When the light-fingered and intemperate (in more ways than one) Manto Tshabalala-Msimang had her liver transplant one can be sure that she was not the slightest bit interested in the race of her medical team.

Such is the inanity of these neo-apartheid practices that in one instance an Indian girl was rejected by UCT on the grounds that she was white. Hendrik Verwoerd must be smiling in his grave. Race has nothing to do with the ability to practice medicine. Recently a black radiologist inserted needles deep into my spine in a delicate procedure in which he used considerable expertise to train highly sophisticated scanning instruments on precisely the points he needed to inject.

Thankfully there are some sane voices in this debate. For example, according to Cape Town Alive, UCT philosophy head Prof David Benatar said it is disadvantage itself, not race, that should be the qualifying factor – even if the majority are black.

He added: “The very classifications that were regarded as ludicrous then are now deemed vital to ‘redress’.”

Eminent educationist Prof Jonathan Jansen is equally outspoken, describing UCT’s policy as perpetuating apartheid philosophy. He says UCT is “oversimplifying this, waving the race card 15 years after democracy.”

He points out that “more and more students coming to UCT are black middle-class kids who went to Rondebosch Boys or Bishops and had all the benefits of private education.”

So according to UCT’s racist design, a poor white kid who struggles through a government school achieving a 90% pass will be excluded from the medical school in favour of a black kid whose parents could afford to send him to a privileged private school and who managed to scrape by on 74%.

And seeing that UCT has regressed to neo-apartheid values, how would they treat the kids of Tokyo Sexwale, the BEE billionaire who could one day be our President and who is married to what our race classification describes as a “white” woman.

What will UCT demand of the Sexwale kids?

Do they have the guts to answer that question?

Another View by Stephen Mulholland

1 Opinion(s):

Anonymous said...

Hi Loggi.
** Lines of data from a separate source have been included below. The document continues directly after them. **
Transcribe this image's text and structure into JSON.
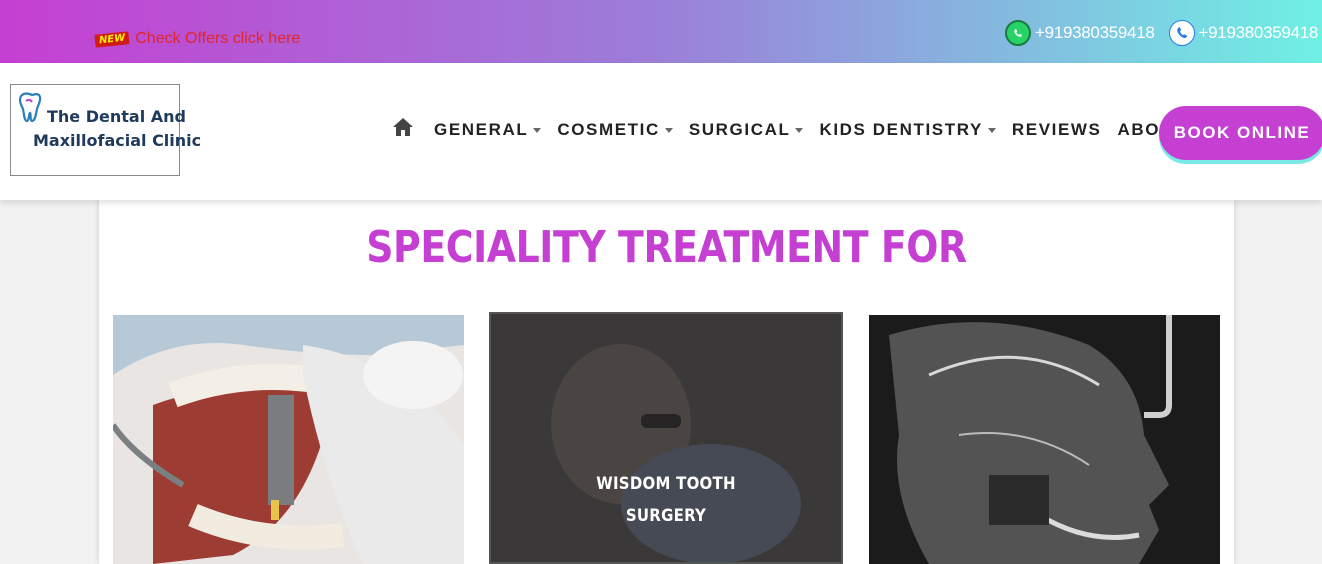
{
  "topbar": {
    "new_badge": "NEW",
    "offer_text": "Check Offers click here",
    "whatsapp_number": "+919380359418",
    "phone_number": "+919380359418"
  },
  "logo": {
    "line1": "The Dental And",
    "line2": "Maxillofacial Clinic"
  },
  "nav": {
    "items": [
      {
        "label": "GENERAL",
        "dropdown": true
      },
      {
        "label": "COSMETIC",
        "dropdown": true
      },
      {
        "label": "SURGICAL",
        "dropdown": true
      },
      {
        "label": "KIDS DENTISTRY",
        "dropdown": true
      },
      {
        "label": "REVIEWS",
        "dropdown": false
      },
      {
        "label": "ABOUT",
        "dropdown": true
      }
    ],
    "book_label": "BOOK ONLINE"
  },
  "section": {
    "title": "SPECIALITY TREATMENT FOR"
  },
  "cards": [
    {
      "label_line1": "",
      "label_line2": ""
    },
    {
      "label_line1": "WISDOM TOOTH",
      "label_line2": "SURGERY"
    },
    {
      "label_line1": "",
      "label_line2": ""
    }
  ],
  "colors": {
    "brand_purple": "#c53fd2",
    "accent_cyan": "#6ff0e4",
    "offer_red": "#e0262a"
  }
}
Great post. I have just read the Education Department stats for 2007. It is dismal.